Often, I wonder where the blue is in these “blue-ribbon committees” that make recommendations on various aspects of local governments.
I refer specifically to two Kansas City committees — whose members were appointed by Mayor Sly James — that recently submitted recommendations to the City Council on different subjects.
They were the Police Governance Committee and the City Charter Review Commission.
Let’s take them one a take them separately…
Police Governance Committee
On a 13-12 vote, the governance committee recommended to the City Council that the Kansas City Police Department stay under state control, instead of coming under the mayor and council.
State control — where the governor names several commissioners, who, along with the mayor, comprise the Board of Police Commissioners — is a vestige of the days of crooked government under the Pendergast regime.
St. Louis was in the same state, so to speak, until Missouri voters last year approved a change to local control.
Kansas City now has the distinction of being the only city in the state where the governor has more power over a local police department than the locally elected mayor and city council.
How can this be?
Darryl Forte seems to be a good police chief, but shouldn’t the chief be hired and fired by the mayor and council, not an appointed board controlled by the governor?
As long as we have good chiefs, the damage should be minimal, but God forbid if we got a chief who flatly refused to cooperate with the mayor and council. It’s a recipe for potential chaos.
About that vote last night…Dave Helling’s front-page story in today’s Kansas City Star said that five commission members were absent. An editorial posted on the kansascity.com website today said four members did not vote. And in an email tonight, Yael Abouhalkah of The Star told me the city today corrected the record, saying four of 29 potential voters were absent.
Hard to fathom, isn’t it? You’ve got an issue that’s decided by one vote, and four members miss the meeting?
I’ve got a call in to Jason Hodges in James’ office to try to find out who was on the committee (see comments), how the vote broke down and who was absent.
God knows you can’t get that kind of important detail from The Star. It dishes out the bare minimum on its government coverage. (As far as I can tell, The Star never published the names of the members of either the governance or charter review committees.)
The tattered-ribb…I mean blue-ribbon…committee does not have the last word on this. The City Council could vote to seek local control. But that wouldn’t end the matter: The Missouri General Assembly would make the call, short of a statewide initiative petition, which isn’t likely.
That means a bunch of rural legislators who have no use for Kansas City and St. Louis — and generally want to keep the cities under their thumbs as much as possible — would have the final say.
I think I’m gonna cry.
Kansas City Charter Review Commission
This commission, appointed by Mayor James, last week recommended that the City Council should have 12 people elected solely in districts, instead of the current system of six council members elected in districts and six elected city-wide.

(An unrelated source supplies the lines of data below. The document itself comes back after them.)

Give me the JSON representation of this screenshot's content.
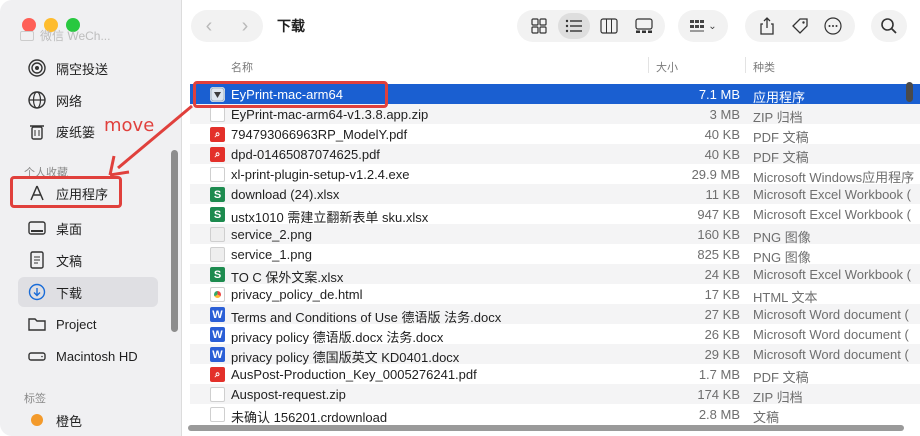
{
  "window": {
    "title": "下载"
  },
  "sidebar": {
    "faded_item": "微信 WeCh...",
    "items": [
      {
        "label": "隔空投送",
        "icon": "airdrop-icon"
      },
      {
        "label": "网络",
        "icon": "globe-icon"
      },
      {
        "label": "废纸篓",
        "icon": "trash-icon"
      }
    ],
    "favorites_title": "个人收藏",
    "favorites": [
      {
        "label": "应用程序",
        "icon": "applications-icon"
      },
      {
        "label": "桌面",
        "icon": "desktop-icon"
      },
      {
        "label": "文稿",
        "icon": "document-icon"
      },
      {
        "label": "下载",
        "icon": "download-icon",
        "selected": true
      },
      {
        "label": "Project",
        "icon": "folder-icon"
      },
      {
        "label": "Macintosh HD",
        "icon": "drive-icon"
      }
    ],
    "tags_title": "标签",
    "tags": [
      {
        "label": "橙色",
        "color": "#f39a2b"
      }
    ]
  },
  "toolbar": {
    "back": "‹",
    "forward": "›"
  },
  "columns": {
    "name": "名称",
    "size": "大小",
    "kind": "种类"
  },
  "files": [
    {
      "name": "EyPrint-mac-arm64",
      "size": "7.1 MB",
      "kind": "应用程序",
      "icon": "app",
      "selected": true
    },
    {
      "name": "EyPrint-mac-arm64-v1.3.8.app.zip",
      "size": "3 MB",
      "kind": "ZIP 归档",
      "icon": "zip"
    },
    {
      "name": "794793066963RP_ModelY.pdf",
      "size": "40 KB",
      "kind": "PDF 文稿",
      "icon": "pdf"
    },
    {
      "name": "dpd-01465087074625.pdf",
      "size": "40 KB",
      "kind": "PDF 文稿",
      "icon": "pdf"
    },
    {
      "name": "xl-print-plugin-setup-v1.2.4.exe",
      "size": "29.9 MB",
      "kind": "Microsoft Windows应用程序",
      "icon": "doc"
    },
    {
      "name": "download (24).xlsx",
      "size": "11 KB",
      "kind": "Microsoft Excel Workbook (",
      "icon": "s"
    },
    {
      "name": "ustx1010 需建立翻新表单 sku.xlsx",
      "size": "947 KB",
      "kind": "Microsoft Excel Workbook (",
      "icon": "s"
    },
    {
      "name": "service_2.png",
      "size": "160 KB",
      "kind": "PNG 图像",
      "icon": "png"
    },
    {
      "name": "service_1.png",
      "size": "825 KB",
      "kind": "PNG 图像",
      "icon": "png"
    },
    {
      "name": "TO C 保外文案.xlsx",
      "size": "24 KB",
      "kind": "Microsoft Excel Workbook (",
      "icon": "s"
    },
    {
      "name": "privacy_policy_de.html",
      "size": "17 KB",
      "kind": "HTML 文本",
      "icon": "html"
    },
    {
      "name": "Terms and Conditions of Use 德语版 法务.docx",
      "size": "27 KB",
      "kind": "Microsoft Word document (",
      "icon": "w"
    },
    {
      "name": "privacy policy 德语版.docx 法务.docx",
      "size": "26 KB",
      "kind": "Microsoft Word document (",
      "icon": "w"
    },
    {
      "name": "privacy policy 德国版英文 KD0401.docx",
      "size": "29 KB",
      "kind": "Microsoft Word document (",
      "icon": "w"
    },
    {
      "name": "AusPost-Production_Key_0005276241.pdf",
      "size": "1.7 MB",
      "kind": "PDF 文稿",
      "icon": "pdf"
    },
    {
      "name": "Auspost-request.zip",
      "size": "174 KB",
      "kind": "ZIP 归档",
      "icon": "zip"
    },
    {
      "name": "未确认 156201.crdownload",
      "size": "2.8 MB",
      "kind": "文稿",
      "icon": "doc"
    }
  ],
  "annotation": {
    "text": "move",
    "color": "#e0403c"
  }
}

The recommendation to change is utter balderdash: Only the mayor, the 13th member of the council, would be truly focused on the good of the entire city. Every other member would be going around — heads down, blinders on — trying to pick up crumbs of pie, instead of making sure the pie was baked properly and that it would appeal to a broad majority.
The charter panel also made two other recommendations:
1) Give the mayor the power to fire the city manager without needing the concurrence of six of the 12 other council members.
2) Move the city’s election dates from February and March to April and June. (The primary election would come first and then the general election.)
Both of those recommendations make sense. How or why a commission majority came up with the 12-districts plan is beyond me.
Fortunately, those recommendations also will go to the City Council, which will decide which, if any, recommendations to put on an election ballot.
I urge you to call or email your council members (the one in-district and the one elected at large) and tell them to drop the notion of changing the City Council make-up.
There is nothing to be gained from a chopped-up, hydra-headed council.